BEGIN

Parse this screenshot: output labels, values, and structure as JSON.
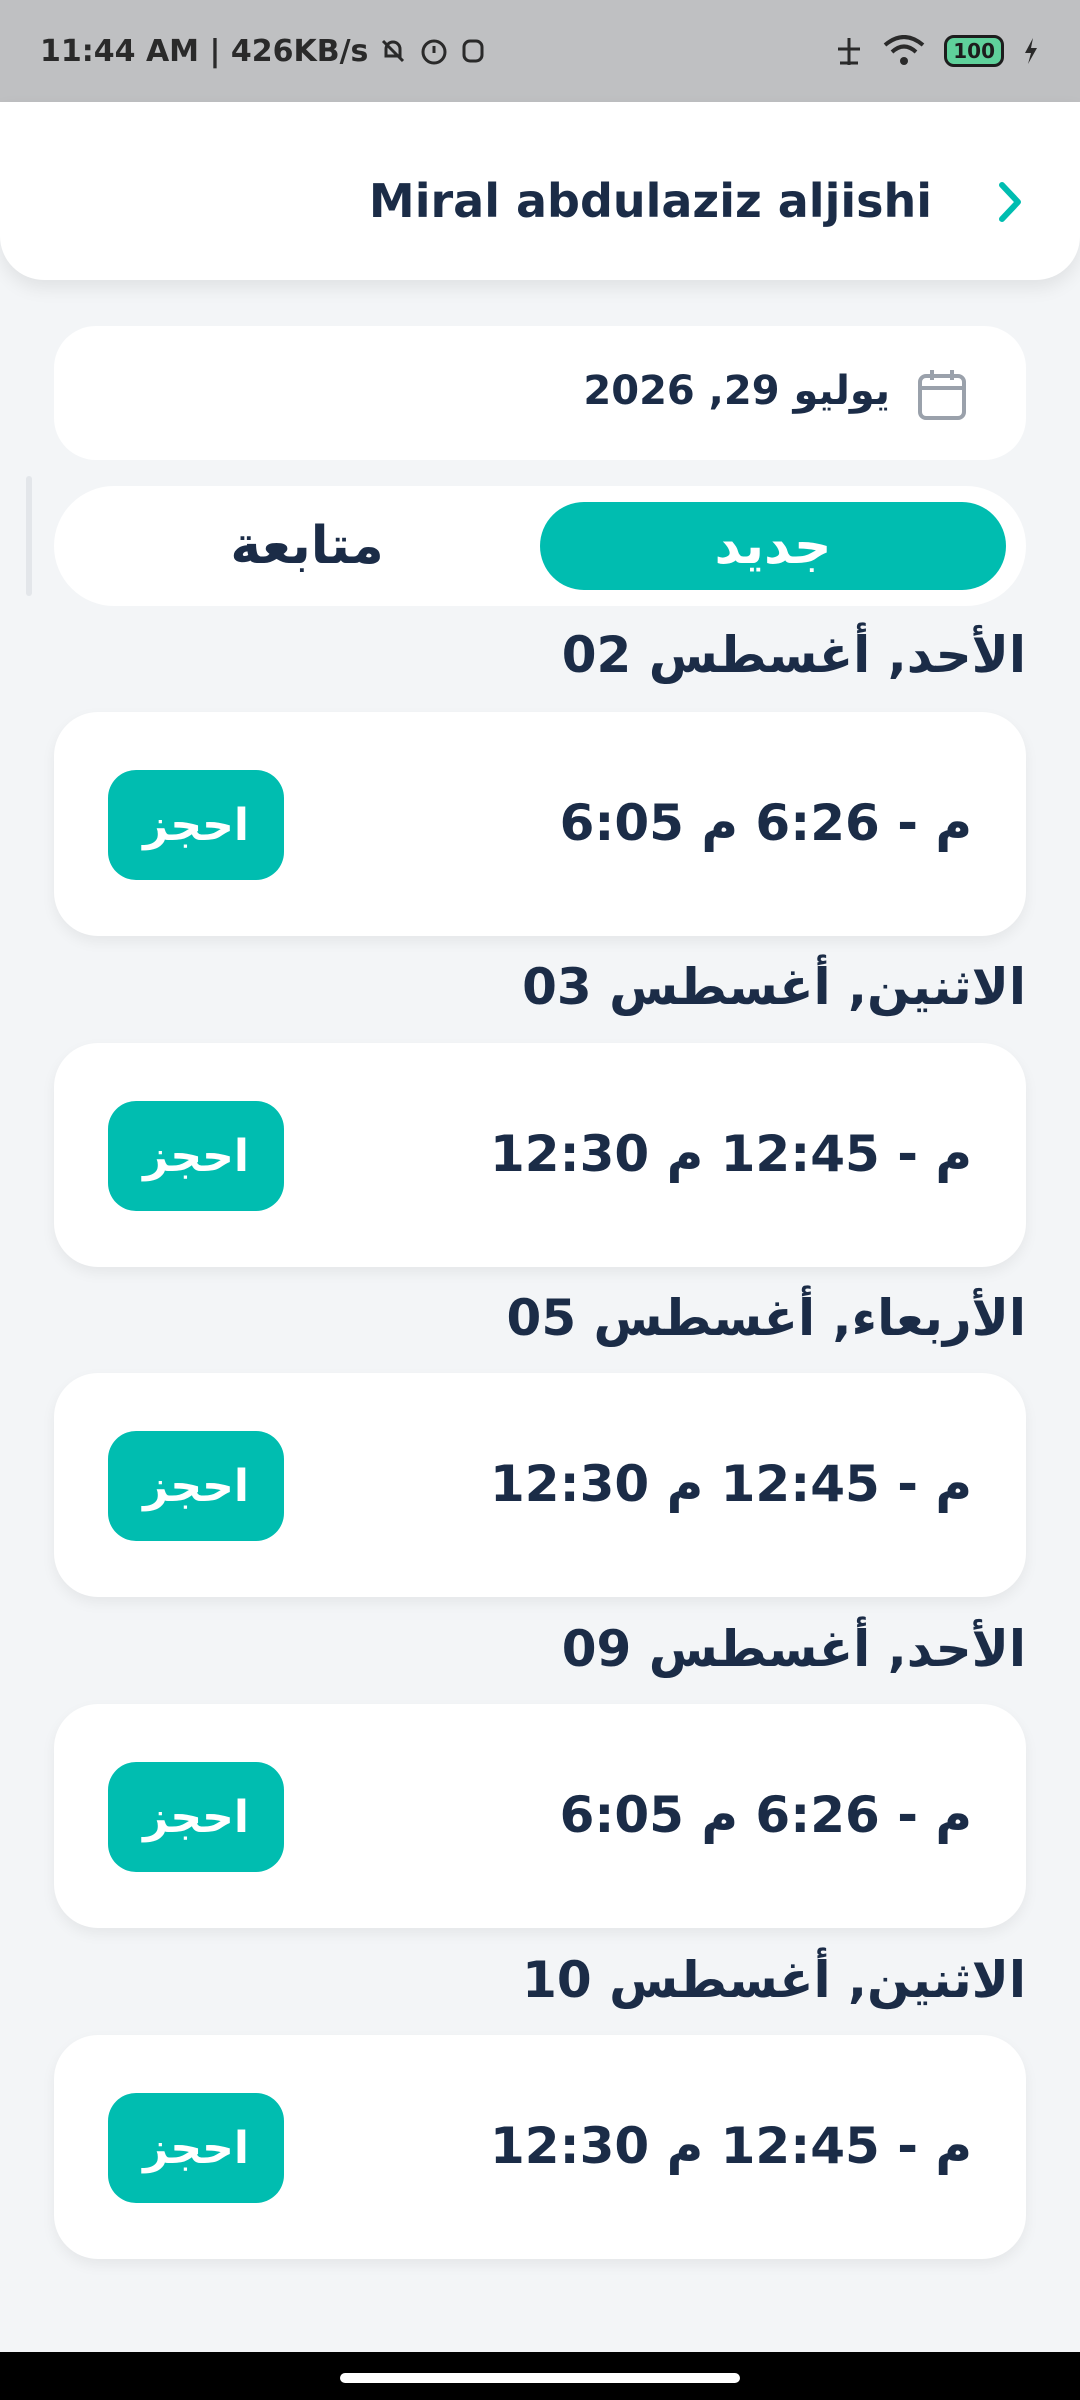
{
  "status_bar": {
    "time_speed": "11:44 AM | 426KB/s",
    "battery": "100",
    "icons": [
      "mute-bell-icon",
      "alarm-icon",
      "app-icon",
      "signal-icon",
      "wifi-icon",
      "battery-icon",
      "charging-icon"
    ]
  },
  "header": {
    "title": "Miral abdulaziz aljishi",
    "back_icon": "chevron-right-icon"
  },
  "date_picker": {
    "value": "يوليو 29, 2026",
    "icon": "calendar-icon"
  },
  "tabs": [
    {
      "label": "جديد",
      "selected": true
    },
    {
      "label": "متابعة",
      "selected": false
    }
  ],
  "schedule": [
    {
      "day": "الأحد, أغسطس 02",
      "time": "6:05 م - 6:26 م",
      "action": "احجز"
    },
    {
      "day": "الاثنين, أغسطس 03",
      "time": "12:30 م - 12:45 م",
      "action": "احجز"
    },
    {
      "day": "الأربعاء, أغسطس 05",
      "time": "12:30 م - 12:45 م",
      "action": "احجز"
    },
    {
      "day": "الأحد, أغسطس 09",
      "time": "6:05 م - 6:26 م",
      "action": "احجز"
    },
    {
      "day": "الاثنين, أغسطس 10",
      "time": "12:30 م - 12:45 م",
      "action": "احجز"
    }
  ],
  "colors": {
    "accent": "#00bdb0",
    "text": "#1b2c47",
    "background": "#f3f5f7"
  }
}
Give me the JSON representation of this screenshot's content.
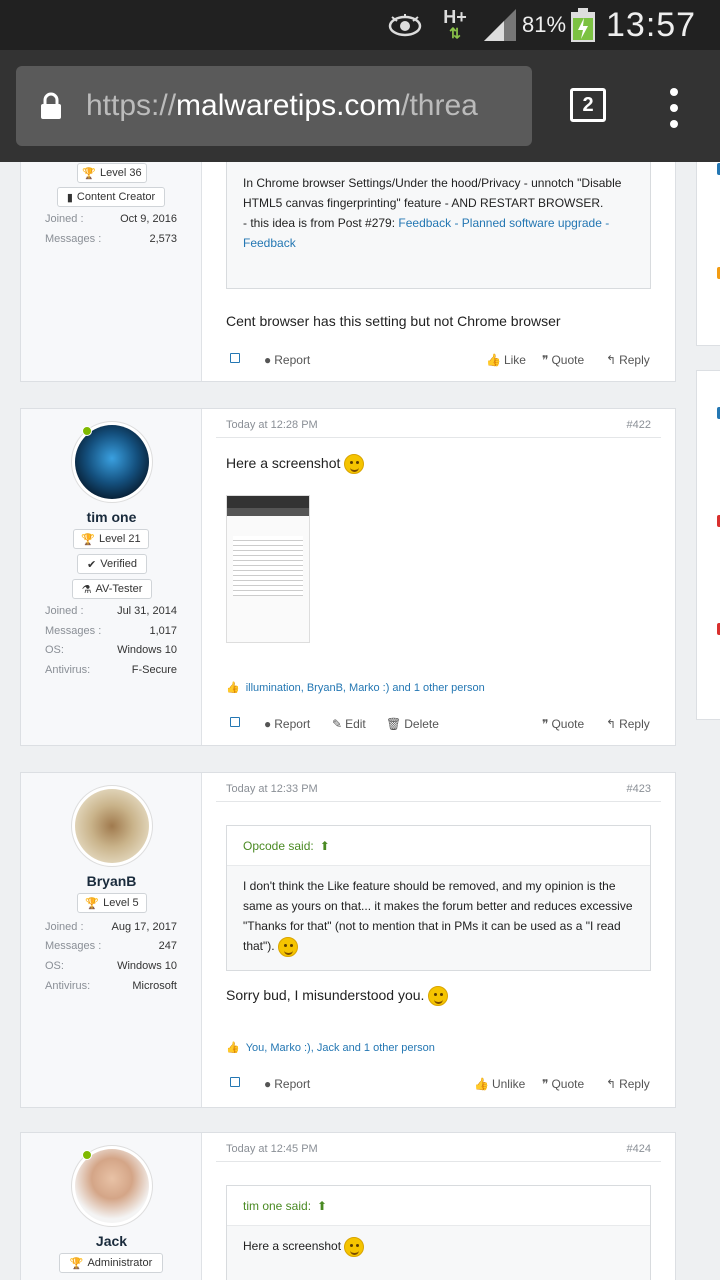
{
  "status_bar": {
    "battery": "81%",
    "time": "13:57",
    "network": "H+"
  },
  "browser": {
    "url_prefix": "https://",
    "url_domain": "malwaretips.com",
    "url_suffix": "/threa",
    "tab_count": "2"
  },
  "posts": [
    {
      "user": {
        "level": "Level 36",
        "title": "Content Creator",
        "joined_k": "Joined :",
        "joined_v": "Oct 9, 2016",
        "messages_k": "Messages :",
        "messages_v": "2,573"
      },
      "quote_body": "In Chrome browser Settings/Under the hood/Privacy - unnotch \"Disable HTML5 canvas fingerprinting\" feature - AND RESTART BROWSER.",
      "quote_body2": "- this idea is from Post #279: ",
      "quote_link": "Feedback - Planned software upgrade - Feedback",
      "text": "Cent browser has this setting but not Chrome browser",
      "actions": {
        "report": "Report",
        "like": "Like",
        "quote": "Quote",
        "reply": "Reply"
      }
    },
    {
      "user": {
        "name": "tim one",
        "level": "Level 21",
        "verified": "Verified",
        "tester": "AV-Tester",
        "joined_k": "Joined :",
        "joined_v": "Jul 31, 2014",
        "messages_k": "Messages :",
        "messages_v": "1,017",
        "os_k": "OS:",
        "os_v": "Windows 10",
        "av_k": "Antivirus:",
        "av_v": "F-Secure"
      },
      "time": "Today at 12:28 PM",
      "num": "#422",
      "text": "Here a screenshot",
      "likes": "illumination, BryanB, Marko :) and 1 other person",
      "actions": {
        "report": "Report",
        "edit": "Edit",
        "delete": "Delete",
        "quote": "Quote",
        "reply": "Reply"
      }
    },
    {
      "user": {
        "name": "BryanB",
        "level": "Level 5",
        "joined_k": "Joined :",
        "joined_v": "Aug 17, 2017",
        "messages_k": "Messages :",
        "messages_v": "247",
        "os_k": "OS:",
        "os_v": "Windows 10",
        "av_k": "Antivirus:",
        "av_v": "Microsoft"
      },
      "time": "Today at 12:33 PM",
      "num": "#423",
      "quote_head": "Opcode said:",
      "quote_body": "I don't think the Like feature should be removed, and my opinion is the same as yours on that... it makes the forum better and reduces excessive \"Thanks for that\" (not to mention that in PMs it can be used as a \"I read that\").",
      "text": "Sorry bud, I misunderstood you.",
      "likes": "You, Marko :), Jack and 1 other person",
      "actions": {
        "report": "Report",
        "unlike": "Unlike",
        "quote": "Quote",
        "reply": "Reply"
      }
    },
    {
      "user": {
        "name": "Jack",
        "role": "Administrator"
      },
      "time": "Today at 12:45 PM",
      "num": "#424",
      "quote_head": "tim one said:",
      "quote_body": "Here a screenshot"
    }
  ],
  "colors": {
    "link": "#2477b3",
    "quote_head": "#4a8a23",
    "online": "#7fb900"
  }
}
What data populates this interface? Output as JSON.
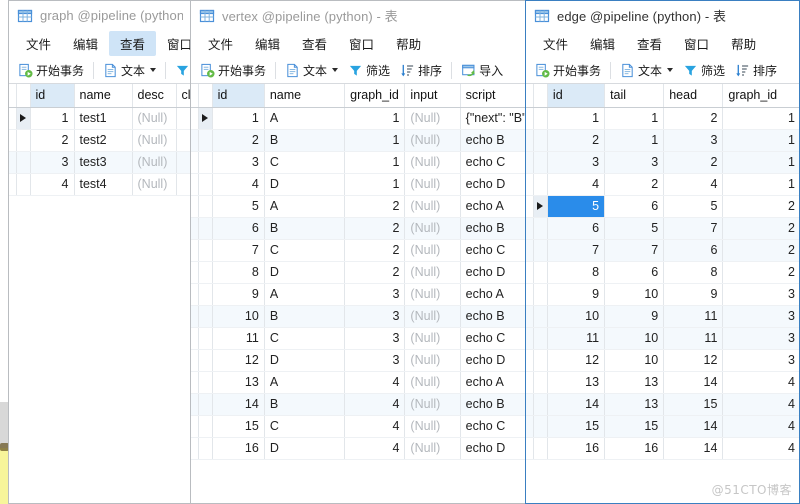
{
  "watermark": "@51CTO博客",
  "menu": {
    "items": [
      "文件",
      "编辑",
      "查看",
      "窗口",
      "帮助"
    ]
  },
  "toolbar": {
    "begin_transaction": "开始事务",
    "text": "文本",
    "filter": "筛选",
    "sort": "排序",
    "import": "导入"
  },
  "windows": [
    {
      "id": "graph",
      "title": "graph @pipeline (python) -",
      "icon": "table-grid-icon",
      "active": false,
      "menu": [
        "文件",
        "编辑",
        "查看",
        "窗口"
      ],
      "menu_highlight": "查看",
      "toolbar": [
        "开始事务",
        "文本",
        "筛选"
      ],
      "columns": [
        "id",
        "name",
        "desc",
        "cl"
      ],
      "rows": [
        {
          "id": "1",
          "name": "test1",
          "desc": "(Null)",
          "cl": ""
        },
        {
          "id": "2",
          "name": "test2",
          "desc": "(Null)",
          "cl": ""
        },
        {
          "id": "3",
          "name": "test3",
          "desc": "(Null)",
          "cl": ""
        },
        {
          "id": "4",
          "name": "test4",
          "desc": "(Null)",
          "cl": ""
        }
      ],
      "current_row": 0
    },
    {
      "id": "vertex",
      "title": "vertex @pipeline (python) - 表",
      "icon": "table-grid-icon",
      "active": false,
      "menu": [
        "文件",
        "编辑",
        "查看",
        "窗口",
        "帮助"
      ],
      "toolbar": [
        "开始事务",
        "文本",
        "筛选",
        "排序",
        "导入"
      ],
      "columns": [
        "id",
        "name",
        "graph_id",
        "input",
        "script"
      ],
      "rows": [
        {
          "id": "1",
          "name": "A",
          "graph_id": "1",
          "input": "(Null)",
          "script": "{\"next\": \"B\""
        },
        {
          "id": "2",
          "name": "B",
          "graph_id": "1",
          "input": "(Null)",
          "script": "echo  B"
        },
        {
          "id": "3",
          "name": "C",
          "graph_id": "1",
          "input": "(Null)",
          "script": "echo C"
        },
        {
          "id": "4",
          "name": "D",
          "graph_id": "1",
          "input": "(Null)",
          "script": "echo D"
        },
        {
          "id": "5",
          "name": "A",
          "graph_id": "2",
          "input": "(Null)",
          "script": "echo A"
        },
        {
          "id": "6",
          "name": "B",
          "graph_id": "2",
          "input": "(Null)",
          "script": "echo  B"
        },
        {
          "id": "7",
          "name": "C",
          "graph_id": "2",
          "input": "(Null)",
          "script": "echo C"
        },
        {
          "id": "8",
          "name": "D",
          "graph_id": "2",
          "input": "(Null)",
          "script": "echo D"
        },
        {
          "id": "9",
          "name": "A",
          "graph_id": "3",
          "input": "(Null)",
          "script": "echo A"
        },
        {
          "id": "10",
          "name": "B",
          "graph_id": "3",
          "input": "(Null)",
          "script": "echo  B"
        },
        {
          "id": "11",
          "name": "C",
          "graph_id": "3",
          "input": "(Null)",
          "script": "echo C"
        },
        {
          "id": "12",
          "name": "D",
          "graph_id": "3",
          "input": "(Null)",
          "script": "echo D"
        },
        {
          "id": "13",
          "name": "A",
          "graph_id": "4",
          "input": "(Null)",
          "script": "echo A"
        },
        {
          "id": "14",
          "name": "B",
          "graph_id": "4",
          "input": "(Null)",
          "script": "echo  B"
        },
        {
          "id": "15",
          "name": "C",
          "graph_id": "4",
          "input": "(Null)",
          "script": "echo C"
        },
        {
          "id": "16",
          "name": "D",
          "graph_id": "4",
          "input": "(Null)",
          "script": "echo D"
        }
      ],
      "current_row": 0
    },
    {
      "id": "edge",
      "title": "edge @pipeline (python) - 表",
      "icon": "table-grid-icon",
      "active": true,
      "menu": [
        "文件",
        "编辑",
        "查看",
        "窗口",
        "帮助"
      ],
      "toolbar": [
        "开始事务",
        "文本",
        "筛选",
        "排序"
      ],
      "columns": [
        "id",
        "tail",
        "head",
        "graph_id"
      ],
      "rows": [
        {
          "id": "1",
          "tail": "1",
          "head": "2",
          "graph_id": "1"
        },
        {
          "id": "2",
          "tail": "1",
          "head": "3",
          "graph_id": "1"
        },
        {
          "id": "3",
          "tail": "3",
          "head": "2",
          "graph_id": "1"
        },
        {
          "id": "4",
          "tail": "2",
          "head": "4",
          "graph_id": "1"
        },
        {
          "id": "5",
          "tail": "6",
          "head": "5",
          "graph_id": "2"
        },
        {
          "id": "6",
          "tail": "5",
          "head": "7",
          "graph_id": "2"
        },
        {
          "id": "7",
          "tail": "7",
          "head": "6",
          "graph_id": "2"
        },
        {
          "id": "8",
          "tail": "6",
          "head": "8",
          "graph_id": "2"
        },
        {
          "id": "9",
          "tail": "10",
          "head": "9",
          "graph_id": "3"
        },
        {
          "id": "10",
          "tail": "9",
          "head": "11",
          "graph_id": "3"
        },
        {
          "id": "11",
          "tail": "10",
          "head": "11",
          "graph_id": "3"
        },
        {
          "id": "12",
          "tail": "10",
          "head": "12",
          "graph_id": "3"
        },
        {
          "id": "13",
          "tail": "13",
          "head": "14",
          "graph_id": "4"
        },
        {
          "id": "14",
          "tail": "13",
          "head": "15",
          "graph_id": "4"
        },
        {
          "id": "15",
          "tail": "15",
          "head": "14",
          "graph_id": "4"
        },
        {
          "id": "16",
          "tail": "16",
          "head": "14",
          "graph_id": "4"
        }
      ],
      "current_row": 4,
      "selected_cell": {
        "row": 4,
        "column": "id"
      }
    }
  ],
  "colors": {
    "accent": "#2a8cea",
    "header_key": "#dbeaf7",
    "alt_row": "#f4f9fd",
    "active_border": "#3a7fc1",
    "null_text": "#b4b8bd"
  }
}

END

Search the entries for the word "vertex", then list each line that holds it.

= Solution =
      "id": "vertex",
      "title": "vertex @pipeline (python) - 表",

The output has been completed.